It’s also ironic that these court officials in Persia traveled thousands of miles in order to pay homage to a toddler.  That isn’t lost on Matthew. You have to create a mental picture of this. Imagine– a caravan of a few hundred people stop outside the small house of Joseph and Mary in Bethlehem. As many as possible crowed in and start unloading boxes of gold, spices and oils. Then they worship a 12 month old. Why? I have an 18 month old who I love, but I promise you I don’t bow down to her. What would cause the most dignified men in Persia to bow down to a toddler? Well they understood exactly who this toddler was. And if you read the rest of Matthew you find out that this toddler grows into a man who has control over disease, demons, and even life and death. If you read the rest of the New Testament you see that the baby, lowly meek and mild, will one day return to this earth with sword in hand and a robe dipped in blood in order to judge the nations. While that may cause fear, Matthew also shows us joy. Though the Magi understood that this child would one day judge the nations they don’t respond with fear. Matthew tells us they rejoiced with exceedingly great joy. Why?

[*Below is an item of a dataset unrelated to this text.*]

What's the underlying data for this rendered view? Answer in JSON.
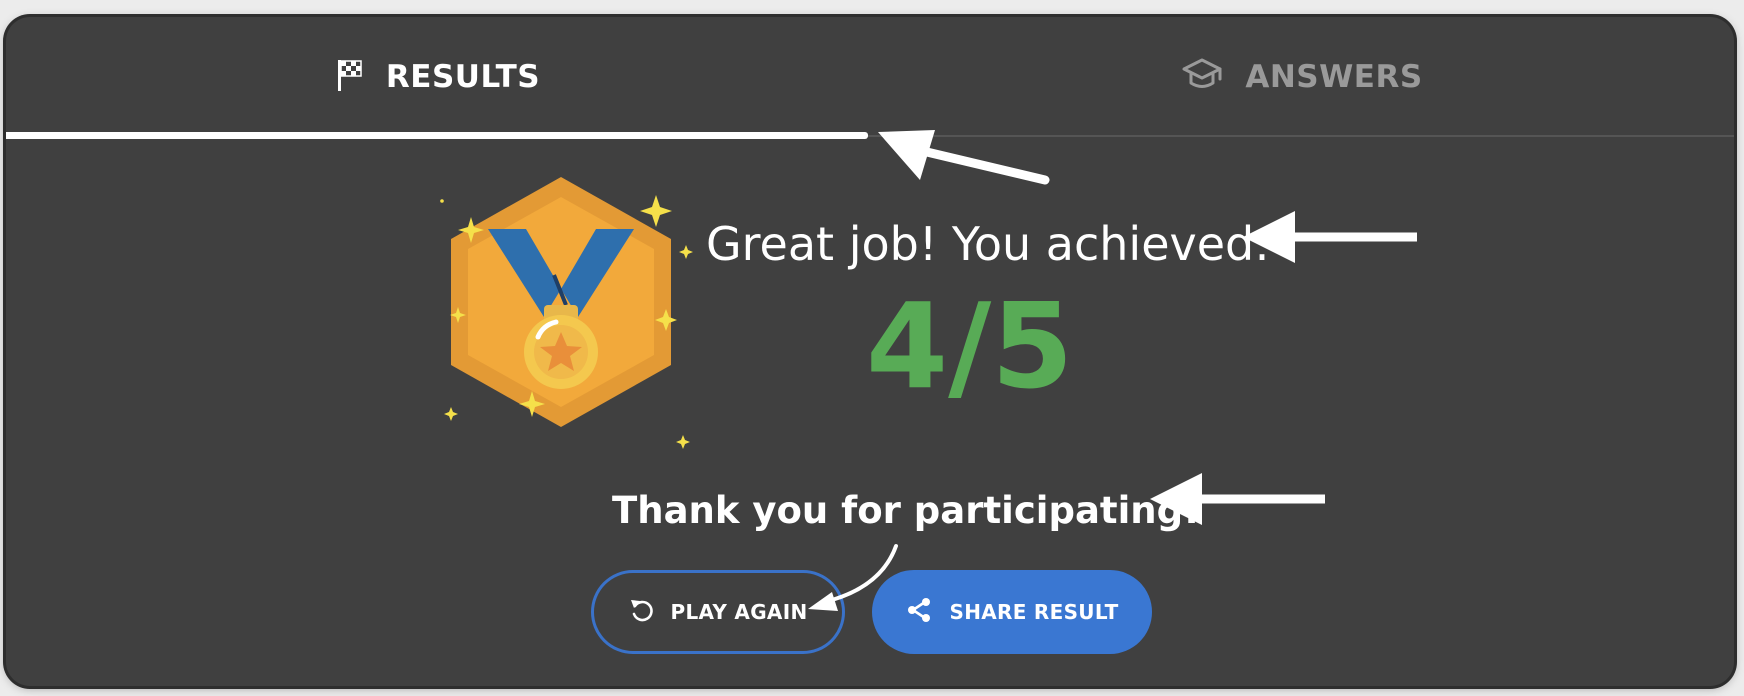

Joy

Unlike earthly kings who oppress the poor, Jesus was born into a stable and called broken people into his Father’s family. You see, all of the kings in history were born into royalty, or they took it by bloodshed. In other words, if you were a ruler in the ancient world you were either detached from the common people due to your birth, or you ruled them with terror and fear. Jesus is a completely different kind of king.

The Son of God chose to give up his position of royalty, which belonged to him for eternity and was born into a poor family from Galilee. In doing this he was showing us what kind of people he would call to himself. Even the poorest of the poor is welcome. In fact, an ancient prophecy of the Messiah is found in Isaiah 43 and says, a bruised reed he will not break, and a faintly burning wick he will not quench; he will faithfully bring forth justice.” That prophecy tells us what we can expect from the savior king who God sent into the world. When bruised people approach this king he will not break their spirits. When those whose light is dwindling come to him he will not put them out.

Unlike earthly kings who kill their own family members, Jesus would die for his enemies. In this story Matthew contrasts the treachery of Herod against the compassion of Jesus. Herod executed members of his own family– Jesus forgave the very people who executed him. And I don’t mean Roman centurions or the ruling Jewish rulers. I mean us. The Bible plainly teaches that before Christ found us, we were his enemies. God created us and made us for his glory, and we denied him access to our life. We shut ourselves off from him and we broke his laws. Because we severed our relationship with him we deserved to be cut off. The wise men found supreme joy that there in a clay house in Bethlehem stood the one who would be cut off so that they could be brought in. My friends, until you realize that you are cut off from God, and Christ in love, chose to take your place you can’t understand joy.

How should we respond to such a king? Read part 3 of this series to find out.